Android phonemaker Samsung is scary successful. Its rivals have tried -- and failed -- to use lawsuits to slow its sales. It's so wildly successful that even partner Google is reportedly getting a little nervous.
The South Korean firm has risen quickly through the ranks, passing Nokia in smartphone and featurephone unit sales, and creeping closer to Apple in profitability. Tonight in New York City, just blocks from one of Apple's busiest stores at the Radio City Music Hall, Samsung unleashed its latest flagship model in its best-selling.
With the Galaxy S IV's U.S. launch, its first American launch event for its flagship phone series, Samsung takes another step in its push to shift its marketing, engineering, and management towards the U.S., the world's most lucrative electronics market.
Currently Apple is sits at the top of U.S. smartphone sales, but the Galaxy S IV could soon change that.
Here's a breakdown of the phone's specs, versus the phone's chief competitor, the iPhone 5:
(The only items not revealed at the launch event were the price and GPU of the Samsung device.)
Clearly the Galaxy S IV has a much more powerful set of hardware, while being only narrowly heavier/and larger.
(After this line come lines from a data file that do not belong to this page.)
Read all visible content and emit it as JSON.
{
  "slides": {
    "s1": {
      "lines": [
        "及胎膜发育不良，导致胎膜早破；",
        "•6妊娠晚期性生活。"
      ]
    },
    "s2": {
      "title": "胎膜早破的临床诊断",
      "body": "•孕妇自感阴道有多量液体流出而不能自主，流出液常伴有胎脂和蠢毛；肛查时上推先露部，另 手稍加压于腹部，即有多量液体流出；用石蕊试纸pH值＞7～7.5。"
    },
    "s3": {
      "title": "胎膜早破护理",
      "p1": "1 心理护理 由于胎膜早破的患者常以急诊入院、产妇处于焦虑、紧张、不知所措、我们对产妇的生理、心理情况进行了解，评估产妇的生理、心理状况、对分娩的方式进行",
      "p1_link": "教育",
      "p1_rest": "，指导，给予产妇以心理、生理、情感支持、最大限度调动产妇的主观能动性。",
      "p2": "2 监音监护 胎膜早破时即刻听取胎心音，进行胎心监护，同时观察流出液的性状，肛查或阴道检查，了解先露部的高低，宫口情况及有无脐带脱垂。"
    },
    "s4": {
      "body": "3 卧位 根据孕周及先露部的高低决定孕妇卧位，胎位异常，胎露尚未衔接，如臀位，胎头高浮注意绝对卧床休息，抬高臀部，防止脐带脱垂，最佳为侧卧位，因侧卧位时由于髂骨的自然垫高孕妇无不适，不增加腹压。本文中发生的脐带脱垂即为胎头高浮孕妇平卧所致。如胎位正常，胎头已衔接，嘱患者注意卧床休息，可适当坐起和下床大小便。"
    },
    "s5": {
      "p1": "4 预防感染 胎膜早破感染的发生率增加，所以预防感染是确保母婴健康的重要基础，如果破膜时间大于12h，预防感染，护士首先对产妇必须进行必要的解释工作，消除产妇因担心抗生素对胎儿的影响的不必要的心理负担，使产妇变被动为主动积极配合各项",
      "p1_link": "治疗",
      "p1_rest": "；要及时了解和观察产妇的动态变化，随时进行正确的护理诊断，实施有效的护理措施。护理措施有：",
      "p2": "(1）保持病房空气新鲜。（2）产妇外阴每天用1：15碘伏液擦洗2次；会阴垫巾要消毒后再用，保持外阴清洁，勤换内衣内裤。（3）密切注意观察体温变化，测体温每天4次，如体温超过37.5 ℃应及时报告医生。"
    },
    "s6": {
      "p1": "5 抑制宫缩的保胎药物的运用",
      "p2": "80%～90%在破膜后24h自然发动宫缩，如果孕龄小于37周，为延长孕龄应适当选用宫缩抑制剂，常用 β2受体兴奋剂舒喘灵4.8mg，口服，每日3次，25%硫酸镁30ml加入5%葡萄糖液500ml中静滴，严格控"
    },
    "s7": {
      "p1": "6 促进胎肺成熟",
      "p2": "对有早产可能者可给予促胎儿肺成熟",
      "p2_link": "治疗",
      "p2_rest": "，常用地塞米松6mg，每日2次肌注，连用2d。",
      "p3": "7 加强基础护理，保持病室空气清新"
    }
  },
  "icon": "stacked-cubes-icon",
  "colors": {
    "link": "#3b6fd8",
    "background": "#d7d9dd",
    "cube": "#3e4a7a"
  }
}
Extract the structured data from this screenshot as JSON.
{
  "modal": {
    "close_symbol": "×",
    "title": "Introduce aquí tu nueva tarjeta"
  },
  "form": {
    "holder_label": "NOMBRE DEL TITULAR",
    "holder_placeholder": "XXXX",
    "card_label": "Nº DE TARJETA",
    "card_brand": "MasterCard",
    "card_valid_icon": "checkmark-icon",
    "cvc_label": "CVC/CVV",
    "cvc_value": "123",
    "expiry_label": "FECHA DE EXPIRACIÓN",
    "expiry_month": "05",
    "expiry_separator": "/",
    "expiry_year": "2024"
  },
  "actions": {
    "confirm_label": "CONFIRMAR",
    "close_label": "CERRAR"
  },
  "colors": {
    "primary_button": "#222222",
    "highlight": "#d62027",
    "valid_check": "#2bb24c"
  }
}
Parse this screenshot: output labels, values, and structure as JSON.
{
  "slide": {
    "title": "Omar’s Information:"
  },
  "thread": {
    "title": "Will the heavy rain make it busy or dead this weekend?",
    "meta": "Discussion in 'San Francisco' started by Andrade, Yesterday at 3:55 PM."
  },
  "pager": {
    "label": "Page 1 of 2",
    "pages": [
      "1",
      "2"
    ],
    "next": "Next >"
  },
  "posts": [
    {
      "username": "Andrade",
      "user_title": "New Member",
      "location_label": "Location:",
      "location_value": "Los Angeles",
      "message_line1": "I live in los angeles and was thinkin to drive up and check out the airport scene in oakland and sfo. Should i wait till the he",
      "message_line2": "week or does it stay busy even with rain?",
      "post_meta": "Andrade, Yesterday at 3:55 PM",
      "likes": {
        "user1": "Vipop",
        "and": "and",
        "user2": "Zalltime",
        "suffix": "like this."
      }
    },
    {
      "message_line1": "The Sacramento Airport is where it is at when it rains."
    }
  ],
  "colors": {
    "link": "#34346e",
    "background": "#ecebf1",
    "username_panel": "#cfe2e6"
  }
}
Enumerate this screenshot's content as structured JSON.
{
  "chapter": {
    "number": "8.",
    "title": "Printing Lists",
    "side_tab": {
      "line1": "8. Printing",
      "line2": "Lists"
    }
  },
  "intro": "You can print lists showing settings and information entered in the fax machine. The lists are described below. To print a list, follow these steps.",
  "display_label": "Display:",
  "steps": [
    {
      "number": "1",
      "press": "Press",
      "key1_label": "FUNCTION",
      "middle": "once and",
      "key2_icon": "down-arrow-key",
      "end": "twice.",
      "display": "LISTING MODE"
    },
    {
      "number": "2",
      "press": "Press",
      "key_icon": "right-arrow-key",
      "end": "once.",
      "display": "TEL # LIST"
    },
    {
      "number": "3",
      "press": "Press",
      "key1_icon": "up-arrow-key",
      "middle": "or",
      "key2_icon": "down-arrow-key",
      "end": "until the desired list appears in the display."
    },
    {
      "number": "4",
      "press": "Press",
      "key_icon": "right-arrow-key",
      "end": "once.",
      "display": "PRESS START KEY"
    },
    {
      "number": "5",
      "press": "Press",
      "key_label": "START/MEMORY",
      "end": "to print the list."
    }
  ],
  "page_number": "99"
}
The 1080p screen is the real star of the show, although the inclusion of 802.11ac, the higher resolution camera, microSD, and a removable battery are other niceties.
When comparing the GSIV and its chief competitor, the iPhone 5, the only remaining questions are battery life (given the more powerful CPU) and buyer preference with regard to screen size (while the iPhone screen is lower resolution, some buyers do prefer smaller screens). Clearly some will prefer the slick metal/glass body of the iPhone 5 to the plastic-type case of the GSIV, as well.
II. What's New
Samsung's Head of Mobile Communications, J.K. Shin calls the Galaxy S IV a true "life companion" bragging, "Innovation improves the way people live every day. For each of us, life is a journey. What you want is a device that can help us on the journey. Ladies and gentlemen, the Samsung Galaxy S4."
The device is loaded with proprietary apps -- Knox (a BYOD technology), home sync (which connects various in-home Wi-Fi devices, S Translator (9 language speech-to-text, text-to-speech), and S Health.
The S Health is particularly cool -- it uses the built in accelerometer to track steps taken/calories burned when you're carrying the device, plus features options to track your meals and sleep. S Translator should be handy too; it supports Chinese, French, Italian, German, Japanese, Korean, Portugese, Spanish, and English. The app even can attempt to translate text on signs/printouts using the cameras. The app has mild offline support, with canned phrases.
Home Sync allows you to tap your phone with compatible Samsung NFC devices, like televisions, to pair it. You can then transfer photos wirelessly. The images are uploaded to a 1 TB cloud storage account, which is free for GSIV buyers.
Knox is essentially identical to BlackBerry recently announced multi-mode feature in BB10. The phone can be placed into either a work or a home mode.
TouchWiz on the Galaxy S IV has been glistened up, with a translucent menu bar and other graphical perks.
One are of the UI/firmware that Samsung spent a lot of time on is the camera UI. There's new editing features, and an ability to select still shots from a burst of frames (100 in 4 sec.) -- similar to rival HTC much-advertised technology. There's a new "dual camera", which allows you to simultaneously use both cameras on the device for photos or video; there's composite merging of photos; and there's a new AirView touch-friendly gallery app.
There's also been big improvements on the control side. While Apple and other rivals are still largely confined to static touch on the screen, the GSIV introduces air gestures, via the infrared and proximity sensor. If your hands are dirty or full, you can do a rough gesture over the screen surface to get the phone to perform basic actions.
The 2 MP front camera also tracks your eyes for both scrolling purposes ("Air Scrolling") and to pause video if you look away ("Air Pause").
As with its tap-to-share technology Samsung has clear differentiating technologies that its competitors lack.